↓

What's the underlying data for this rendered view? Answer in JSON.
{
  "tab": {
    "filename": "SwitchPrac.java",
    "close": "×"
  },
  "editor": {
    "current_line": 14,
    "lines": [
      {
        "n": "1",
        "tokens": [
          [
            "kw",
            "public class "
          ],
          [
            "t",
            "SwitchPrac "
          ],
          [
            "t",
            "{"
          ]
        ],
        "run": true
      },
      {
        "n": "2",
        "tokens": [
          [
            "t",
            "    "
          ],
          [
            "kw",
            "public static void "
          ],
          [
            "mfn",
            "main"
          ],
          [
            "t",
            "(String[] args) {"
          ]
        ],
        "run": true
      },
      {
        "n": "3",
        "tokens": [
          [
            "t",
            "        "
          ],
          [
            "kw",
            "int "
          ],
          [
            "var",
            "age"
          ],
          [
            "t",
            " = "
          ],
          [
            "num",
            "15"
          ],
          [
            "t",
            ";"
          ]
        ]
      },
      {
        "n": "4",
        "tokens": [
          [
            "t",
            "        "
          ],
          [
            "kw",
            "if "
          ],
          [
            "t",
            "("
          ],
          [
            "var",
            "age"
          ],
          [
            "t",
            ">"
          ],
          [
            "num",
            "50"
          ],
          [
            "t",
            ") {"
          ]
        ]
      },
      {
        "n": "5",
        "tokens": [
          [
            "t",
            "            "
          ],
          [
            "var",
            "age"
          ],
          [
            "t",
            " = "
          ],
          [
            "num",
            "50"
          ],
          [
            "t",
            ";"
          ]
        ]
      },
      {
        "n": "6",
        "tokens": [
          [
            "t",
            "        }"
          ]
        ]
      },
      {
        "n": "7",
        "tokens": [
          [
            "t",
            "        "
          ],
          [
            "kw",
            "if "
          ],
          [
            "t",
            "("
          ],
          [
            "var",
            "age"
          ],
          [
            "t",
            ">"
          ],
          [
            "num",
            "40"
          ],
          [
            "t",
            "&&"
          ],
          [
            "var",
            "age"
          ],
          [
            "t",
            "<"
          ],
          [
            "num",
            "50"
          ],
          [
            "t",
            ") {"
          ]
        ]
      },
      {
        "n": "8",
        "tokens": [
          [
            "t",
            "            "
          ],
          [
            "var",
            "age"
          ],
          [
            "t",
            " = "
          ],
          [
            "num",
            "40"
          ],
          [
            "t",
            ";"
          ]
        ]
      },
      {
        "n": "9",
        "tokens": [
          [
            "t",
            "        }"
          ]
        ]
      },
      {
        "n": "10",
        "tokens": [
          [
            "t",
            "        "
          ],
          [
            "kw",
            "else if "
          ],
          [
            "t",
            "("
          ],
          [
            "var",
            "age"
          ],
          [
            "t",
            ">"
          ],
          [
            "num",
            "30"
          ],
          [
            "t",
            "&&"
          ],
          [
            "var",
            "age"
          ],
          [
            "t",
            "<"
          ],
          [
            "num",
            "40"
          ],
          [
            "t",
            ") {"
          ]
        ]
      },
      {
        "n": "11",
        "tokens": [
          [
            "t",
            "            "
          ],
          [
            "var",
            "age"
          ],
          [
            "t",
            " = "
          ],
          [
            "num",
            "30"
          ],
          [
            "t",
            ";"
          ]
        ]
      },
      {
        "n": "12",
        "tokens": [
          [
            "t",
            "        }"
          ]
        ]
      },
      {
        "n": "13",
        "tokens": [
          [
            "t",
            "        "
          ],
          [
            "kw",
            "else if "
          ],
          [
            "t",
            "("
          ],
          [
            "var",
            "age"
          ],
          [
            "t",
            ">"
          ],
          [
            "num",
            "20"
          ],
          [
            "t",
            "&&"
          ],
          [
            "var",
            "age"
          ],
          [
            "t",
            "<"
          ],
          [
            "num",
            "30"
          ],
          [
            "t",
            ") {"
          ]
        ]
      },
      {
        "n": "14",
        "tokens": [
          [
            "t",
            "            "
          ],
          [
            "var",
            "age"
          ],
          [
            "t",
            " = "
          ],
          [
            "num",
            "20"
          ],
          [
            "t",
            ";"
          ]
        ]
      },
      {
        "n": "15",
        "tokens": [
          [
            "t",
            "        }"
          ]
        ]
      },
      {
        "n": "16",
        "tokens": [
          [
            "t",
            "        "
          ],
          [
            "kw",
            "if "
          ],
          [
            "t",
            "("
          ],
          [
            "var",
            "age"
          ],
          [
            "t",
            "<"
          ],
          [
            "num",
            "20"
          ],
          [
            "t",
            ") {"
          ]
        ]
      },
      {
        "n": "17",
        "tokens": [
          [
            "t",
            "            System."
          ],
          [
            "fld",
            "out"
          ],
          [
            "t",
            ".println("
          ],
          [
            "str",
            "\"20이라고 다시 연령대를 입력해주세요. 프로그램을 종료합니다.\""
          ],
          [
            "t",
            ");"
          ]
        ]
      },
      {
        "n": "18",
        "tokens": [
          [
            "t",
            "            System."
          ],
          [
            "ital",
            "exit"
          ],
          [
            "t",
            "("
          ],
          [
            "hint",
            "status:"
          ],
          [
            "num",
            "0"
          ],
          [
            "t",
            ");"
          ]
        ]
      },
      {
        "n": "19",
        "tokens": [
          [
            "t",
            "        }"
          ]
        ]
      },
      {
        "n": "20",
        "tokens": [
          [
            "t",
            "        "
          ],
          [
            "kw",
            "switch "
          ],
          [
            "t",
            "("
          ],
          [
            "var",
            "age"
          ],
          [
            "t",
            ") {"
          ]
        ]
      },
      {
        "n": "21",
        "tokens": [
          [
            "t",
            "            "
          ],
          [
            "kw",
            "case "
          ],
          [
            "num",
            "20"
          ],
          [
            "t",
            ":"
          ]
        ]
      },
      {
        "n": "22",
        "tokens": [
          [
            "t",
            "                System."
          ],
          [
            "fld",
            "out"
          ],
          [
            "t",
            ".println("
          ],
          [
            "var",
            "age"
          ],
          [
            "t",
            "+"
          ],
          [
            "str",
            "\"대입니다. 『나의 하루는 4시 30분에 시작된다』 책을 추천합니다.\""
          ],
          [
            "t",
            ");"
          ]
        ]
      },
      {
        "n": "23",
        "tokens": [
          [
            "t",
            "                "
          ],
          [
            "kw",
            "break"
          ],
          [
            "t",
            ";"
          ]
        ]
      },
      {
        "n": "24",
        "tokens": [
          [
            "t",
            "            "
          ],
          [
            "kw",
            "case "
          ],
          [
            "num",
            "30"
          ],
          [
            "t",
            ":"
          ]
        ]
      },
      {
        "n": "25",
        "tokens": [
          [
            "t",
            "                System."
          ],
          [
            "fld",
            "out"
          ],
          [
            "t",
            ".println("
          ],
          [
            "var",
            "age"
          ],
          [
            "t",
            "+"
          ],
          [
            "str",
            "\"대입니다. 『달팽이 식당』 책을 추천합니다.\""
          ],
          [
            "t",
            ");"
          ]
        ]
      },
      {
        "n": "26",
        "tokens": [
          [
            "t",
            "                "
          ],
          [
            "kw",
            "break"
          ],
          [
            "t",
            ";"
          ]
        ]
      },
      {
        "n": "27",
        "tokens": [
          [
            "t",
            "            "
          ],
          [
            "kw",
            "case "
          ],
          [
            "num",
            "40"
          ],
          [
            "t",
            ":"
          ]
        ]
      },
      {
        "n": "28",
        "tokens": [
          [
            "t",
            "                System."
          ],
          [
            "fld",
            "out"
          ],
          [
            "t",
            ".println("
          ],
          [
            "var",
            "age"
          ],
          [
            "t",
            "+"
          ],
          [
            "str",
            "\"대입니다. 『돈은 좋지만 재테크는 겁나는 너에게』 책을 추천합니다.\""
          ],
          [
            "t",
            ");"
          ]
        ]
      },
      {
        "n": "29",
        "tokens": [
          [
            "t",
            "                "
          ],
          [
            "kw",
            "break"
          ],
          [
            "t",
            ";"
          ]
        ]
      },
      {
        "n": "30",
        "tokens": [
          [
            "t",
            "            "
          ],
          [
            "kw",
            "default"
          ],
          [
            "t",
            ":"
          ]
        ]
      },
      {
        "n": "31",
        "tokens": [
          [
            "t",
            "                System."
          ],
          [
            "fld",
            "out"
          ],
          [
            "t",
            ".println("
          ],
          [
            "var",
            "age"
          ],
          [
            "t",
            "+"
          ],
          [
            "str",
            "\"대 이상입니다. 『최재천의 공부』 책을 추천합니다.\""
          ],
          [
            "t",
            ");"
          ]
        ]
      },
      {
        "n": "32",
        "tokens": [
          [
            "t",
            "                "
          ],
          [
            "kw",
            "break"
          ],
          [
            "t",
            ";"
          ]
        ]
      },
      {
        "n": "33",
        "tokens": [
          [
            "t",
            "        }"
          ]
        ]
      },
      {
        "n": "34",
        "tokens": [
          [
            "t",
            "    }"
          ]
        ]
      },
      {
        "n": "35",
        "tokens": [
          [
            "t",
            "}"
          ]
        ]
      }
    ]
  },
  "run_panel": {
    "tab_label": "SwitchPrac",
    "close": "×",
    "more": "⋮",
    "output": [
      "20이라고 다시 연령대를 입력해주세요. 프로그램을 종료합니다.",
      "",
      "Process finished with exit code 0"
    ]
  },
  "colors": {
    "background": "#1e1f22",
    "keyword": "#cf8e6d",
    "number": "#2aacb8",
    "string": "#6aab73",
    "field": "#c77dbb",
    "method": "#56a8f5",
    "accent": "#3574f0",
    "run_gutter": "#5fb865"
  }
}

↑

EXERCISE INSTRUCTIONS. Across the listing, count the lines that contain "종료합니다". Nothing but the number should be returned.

SOLUTION BELOW. 2